As we mourn the loss of U.S. lives we must ask ourselves what the loss of Muslim lives means to us? Should we expect Syrians, Yeminis, Pakistanis, Iraqis, Afghans and others to accept loss of life in their countries as a result of attacks that are ostensibly to keep our country safe? Do we believe that these military operations can continue and there will be no repercussions for the “collateral damage” of their loved ones’ deaths?
The news media, pundits and officials ask who radicalized the Tsarnaev brothers. But they never analyze or ask what role U.S. foreign policy may have played in pushing the brothers to violence. And we must consider how many others are simmering with rage over the deaths of innocent people caused by U.S. bombs, bullets, missiles and drones? In the 1980’s the U.S. government supported Muslim “radicals“ then called freedom fighters by fanning religious ideology and zeal against the Soviets in Afghanistan. The same logic and fervor U.S. policy makers manipulated as a strategic tool then is being directed as a religious war against the U.S., the West and its supporters, and anyone who does not agree with them Muslim and non-Muslim. Today citizens around the globe are facing the “unforeseen and unwanted effect, result, or set of repercussions” known as blow-back from the past 30 years of depraved U.S. polices in Afghanistan, Iraq, Iran and the greater region.
Our national leaders call for moderate Muslims to control the “radicals” and stop the terrorism. Yet war is the primary means by which our government has chosen to relate to the Muslim world. These same leaders call for an end to the epidemic of gun violence killing thousands of people in the U.S. each year, but simultaneously support kill lists and the assassination of alleged terrorists, even U.S. citizens including a sixteen year old boy, with drones. We cannot call for the end of violence in our lives while we use violence and engage in war repeatedly as the primary instrument of U.S. foreign policy. We cannot rely on violence to end violence. “Do as I say and not as I do,” is not a recipe for effective leadership.

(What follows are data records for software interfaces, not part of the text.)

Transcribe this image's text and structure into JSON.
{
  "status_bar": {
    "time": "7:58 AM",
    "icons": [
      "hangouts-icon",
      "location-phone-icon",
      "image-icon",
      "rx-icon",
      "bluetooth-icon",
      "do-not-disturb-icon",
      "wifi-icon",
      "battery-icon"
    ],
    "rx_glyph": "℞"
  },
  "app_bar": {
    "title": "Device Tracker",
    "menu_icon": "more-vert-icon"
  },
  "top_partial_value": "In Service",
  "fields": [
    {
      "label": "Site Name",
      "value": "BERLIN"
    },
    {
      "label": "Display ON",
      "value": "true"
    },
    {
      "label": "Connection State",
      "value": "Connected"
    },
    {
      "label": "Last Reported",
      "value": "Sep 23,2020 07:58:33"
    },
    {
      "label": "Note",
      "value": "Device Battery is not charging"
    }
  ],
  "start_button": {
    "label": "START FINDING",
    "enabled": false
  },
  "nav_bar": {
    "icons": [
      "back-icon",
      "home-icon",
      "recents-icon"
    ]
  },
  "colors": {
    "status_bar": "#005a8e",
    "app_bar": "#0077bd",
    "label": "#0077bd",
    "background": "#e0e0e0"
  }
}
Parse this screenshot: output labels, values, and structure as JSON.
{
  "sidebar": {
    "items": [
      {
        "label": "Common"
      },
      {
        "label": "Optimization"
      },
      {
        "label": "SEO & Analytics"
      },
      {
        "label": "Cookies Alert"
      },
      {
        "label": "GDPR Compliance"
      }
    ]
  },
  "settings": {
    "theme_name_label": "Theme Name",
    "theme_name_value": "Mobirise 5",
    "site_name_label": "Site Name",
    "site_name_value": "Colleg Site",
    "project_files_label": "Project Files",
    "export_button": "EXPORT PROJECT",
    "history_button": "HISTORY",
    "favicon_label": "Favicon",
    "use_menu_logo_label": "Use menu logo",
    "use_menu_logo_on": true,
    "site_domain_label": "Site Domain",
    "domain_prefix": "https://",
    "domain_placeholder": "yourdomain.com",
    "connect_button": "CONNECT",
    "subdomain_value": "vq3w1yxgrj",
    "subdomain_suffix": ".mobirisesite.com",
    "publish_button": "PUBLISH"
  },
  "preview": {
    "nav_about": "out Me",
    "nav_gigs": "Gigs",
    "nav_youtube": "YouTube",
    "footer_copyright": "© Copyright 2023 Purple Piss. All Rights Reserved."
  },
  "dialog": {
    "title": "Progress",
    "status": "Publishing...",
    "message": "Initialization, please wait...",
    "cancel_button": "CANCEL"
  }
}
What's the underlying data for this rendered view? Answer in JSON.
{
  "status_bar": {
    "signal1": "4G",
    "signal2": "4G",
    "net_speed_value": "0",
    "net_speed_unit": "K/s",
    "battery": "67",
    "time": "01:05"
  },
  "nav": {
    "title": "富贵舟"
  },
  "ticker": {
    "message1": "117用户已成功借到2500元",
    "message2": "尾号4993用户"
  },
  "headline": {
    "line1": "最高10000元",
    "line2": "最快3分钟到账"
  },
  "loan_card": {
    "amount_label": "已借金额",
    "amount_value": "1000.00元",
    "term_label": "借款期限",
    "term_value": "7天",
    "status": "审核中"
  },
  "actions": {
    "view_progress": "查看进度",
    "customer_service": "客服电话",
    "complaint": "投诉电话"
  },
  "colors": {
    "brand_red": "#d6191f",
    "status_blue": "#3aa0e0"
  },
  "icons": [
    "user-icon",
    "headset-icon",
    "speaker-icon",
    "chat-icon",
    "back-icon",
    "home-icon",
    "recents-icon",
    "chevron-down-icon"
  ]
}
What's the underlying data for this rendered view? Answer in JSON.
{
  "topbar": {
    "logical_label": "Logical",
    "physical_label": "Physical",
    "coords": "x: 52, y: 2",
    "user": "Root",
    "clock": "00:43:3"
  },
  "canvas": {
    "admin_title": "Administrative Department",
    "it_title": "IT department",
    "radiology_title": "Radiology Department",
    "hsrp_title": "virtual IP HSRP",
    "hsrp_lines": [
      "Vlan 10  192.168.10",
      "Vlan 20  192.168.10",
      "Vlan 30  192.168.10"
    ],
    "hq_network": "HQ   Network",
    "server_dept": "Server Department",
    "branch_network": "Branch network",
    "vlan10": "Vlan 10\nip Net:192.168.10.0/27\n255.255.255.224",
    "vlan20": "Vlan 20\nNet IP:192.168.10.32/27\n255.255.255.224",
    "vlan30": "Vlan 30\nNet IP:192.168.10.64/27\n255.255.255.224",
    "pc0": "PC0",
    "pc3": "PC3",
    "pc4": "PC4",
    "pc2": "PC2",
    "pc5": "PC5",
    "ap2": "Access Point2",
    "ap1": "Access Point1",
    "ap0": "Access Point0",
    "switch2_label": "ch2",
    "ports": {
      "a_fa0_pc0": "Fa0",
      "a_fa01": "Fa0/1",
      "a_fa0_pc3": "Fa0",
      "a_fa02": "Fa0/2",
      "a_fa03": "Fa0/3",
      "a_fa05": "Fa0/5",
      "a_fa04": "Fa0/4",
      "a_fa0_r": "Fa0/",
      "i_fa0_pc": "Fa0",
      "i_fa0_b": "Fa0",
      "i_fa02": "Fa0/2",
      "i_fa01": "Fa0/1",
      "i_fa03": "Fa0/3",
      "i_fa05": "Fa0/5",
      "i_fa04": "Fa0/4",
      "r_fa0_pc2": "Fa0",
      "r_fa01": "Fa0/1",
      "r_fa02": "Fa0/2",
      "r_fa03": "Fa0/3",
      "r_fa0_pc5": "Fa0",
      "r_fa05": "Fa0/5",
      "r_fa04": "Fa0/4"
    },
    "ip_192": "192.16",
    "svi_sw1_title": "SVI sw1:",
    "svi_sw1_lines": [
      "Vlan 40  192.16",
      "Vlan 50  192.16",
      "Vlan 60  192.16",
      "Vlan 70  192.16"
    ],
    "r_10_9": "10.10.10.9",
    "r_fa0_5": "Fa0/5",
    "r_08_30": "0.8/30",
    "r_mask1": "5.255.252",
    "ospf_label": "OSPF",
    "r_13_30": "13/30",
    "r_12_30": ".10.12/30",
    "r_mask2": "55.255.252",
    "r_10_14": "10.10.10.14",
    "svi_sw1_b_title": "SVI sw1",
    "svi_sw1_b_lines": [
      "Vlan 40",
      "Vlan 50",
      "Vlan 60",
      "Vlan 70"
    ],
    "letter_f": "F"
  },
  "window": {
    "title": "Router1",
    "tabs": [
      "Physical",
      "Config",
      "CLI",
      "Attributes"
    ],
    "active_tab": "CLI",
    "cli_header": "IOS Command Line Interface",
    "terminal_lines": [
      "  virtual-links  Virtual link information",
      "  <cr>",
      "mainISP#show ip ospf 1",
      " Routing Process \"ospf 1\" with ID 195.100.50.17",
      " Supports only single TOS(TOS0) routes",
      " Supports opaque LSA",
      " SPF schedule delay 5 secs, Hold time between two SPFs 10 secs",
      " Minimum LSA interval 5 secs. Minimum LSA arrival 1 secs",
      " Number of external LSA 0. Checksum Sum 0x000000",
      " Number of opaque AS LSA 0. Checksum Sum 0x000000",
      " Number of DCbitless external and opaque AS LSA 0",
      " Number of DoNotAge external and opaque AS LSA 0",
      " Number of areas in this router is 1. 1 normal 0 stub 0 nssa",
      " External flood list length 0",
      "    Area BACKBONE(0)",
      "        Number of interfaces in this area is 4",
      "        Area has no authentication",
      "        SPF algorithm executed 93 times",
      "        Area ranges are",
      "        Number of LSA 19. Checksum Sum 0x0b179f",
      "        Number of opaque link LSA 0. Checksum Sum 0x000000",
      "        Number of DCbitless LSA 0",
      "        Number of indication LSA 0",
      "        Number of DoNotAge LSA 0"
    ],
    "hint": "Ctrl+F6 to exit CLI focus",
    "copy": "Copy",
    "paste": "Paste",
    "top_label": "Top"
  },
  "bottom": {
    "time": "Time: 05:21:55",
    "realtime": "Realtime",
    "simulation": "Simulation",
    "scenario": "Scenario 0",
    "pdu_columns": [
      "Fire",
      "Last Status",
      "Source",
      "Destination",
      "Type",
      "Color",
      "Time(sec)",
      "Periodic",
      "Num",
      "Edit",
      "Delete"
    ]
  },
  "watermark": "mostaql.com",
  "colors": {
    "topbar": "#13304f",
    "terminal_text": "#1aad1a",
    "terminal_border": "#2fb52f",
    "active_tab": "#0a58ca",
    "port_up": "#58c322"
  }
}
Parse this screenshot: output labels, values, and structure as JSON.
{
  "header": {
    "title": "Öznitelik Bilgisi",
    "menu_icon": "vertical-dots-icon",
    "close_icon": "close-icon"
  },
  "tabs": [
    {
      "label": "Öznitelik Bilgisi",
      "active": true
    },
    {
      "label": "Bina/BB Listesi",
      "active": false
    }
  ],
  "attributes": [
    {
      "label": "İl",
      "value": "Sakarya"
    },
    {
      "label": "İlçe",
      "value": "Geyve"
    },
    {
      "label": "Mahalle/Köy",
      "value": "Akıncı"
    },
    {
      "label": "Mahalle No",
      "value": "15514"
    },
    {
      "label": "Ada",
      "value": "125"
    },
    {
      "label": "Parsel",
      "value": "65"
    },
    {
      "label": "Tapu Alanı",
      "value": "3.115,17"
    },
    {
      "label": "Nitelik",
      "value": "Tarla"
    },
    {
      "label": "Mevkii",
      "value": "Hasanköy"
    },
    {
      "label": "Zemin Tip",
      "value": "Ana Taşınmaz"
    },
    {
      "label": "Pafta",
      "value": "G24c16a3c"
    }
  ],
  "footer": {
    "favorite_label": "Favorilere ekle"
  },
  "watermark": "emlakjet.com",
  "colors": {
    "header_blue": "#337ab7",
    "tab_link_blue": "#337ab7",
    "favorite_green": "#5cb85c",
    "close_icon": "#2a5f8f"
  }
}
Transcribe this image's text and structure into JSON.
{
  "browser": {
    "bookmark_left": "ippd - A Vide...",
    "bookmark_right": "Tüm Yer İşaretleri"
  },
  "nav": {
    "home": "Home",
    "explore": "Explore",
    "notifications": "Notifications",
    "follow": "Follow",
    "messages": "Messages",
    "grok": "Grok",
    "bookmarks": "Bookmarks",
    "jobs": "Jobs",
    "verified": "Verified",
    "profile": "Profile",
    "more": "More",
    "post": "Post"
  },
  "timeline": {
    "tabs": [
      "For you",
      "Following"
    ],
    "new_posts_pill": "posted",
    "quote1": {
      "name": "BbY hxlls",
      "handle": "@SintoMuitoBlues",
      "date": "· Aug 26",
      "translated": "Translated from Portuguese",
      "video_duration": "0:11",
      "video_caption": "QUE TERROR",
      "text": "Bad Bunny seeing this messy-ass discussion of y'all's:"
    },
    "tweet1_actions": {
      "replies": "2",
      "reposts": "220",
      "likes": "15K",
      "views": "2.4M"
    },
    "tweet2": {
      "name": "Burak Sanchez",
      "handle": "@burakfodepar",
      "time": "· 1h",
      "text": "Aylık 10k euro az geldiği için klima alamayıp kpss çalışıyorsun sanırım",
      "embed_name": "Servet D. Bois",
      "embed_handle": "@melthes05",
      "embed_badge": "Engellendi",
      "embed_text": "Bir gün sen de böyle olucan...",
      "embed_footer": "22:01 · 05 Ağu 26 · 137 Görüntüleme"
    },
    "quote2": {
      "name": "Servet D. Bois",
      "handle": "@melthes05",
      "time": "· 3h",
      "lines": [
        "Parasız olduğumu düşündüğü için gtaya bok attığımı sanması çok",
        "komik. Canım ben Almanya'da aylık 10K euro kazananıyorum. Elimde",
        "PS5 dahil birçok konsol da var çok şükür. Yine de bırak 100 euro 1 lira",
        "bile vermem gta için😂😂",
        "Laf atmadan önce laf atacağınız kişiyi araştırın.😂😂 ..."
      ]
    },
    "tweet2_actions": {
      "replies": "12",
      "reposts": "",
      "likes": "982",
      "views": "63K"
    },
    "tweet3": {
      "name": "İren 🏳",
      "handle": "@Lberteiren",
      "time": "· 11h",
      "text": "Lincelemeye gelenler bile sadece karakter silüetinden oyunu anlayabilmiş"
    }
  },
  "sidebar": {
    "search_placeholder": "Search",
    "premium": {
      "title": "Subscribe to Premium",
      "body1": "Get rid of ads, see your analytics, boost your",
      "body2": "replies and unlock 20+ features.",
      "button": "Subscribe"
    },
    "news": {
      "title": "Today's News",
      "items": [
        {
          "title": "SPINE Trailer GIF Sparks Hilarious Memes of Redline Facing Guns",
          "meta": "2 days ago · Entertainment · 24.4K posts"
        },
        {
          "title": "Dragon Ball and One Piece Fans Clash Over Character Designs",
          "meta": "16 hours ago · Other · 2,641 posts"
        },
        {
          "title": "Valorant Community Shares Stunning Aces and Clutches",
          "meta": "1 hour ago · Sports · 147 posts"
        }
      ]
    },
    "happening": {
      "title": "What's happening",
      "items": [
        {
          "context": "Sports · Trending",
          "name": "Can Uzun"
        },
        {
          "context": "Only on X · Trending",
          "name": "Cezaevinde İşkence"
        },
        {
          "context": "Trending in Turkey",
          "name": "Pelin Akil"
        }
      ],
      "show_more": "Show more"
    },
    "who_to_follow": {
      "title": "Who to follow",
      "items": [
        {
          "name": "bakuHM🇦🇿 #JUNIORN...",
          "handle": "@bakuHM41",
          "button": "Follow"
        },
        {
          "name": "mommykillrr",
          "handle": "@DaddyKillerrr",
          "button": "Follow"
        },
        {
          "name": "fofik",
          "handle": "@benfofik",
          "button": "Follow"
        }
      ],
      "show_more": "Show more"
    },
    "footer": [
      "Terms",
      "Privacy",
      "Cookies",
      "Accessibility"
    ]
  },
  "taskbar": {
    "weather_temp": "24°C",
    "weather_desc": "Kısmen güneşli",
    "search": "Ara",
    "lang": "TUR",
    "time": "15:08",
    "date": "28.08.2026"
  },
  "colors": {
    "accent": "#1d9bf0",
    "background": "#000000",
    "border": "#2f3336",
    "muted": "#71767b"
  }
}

The cities of Newtown and Boston both need support and time to heal from the ordeals of violence and terror they have experienced. These communities just like communities in Yemen and Pakistan must overcome tremendous pain and sorrow due to the killing, maiming and suffering they have experienced. Parents, here in the U.S. and abroad, mourn their children; friends grieve for coworkers and hangout buddies. Human life is precious here and there. The grief we all feel is the same. More killing will not end the suffering. It will only bring new pain, new anger and the urge for more violence. We need a new approach to foreign policy that does not rely on destruction and death, but on building communities and the affirmation of life; supporting and promoting diplomacy, conflict resolution, and dialogue as alternatives to war and retributive violence.
The billions of tax dollars spent on war can be used for development, education and promotion of human rights. They could be invested in communities to support mental healthcare programs and job creation. The resources used for killing could be used to build bridges between peoples, not widen the gulfs that separate them. The cycles of violence and death will end when we realize killing begets killing, while dialogue and restorative justice can break those cycles. Both Gandhi and King warned us that an eye for an eye leaves the whole world blind. When will the U.S. see that our bombs are blowing out the light in thousands of children’s eyes? Some of them are own. The light is replaced by anger and darkness. It is time to stop our killing to stop the killing.
Take action today to support peace:
No U.S. intervention in Syria
End Drone Warfare
Redirect money from war spending to human needs, jobs creation and community building and development
Michael T. McPhearson, UFPJ National Coordinator, Veterans For Peace
Lisa Fithian, UFPJ National Convener, Alliance of Community Trainers
Jackie Cabasso, Western States Legal Foundation
Cole Harrison, Massachusetts Peace Action, United for Justice with Peace (Boston)
Terry Rockefeller, 911 Families for Peaceful Tomorrows
Siri Margerin, Civilian Soldier Alliance/IVAW, Bay Area UFPJ
Michael Eisenscher, US Labor Against War
Rusti Eisenberg, Brooklyn for Peace, Legislative Working Group
Gael Murphy, Legislative Working Group
Lee Siu Hin, National Immigrant Solidarity Network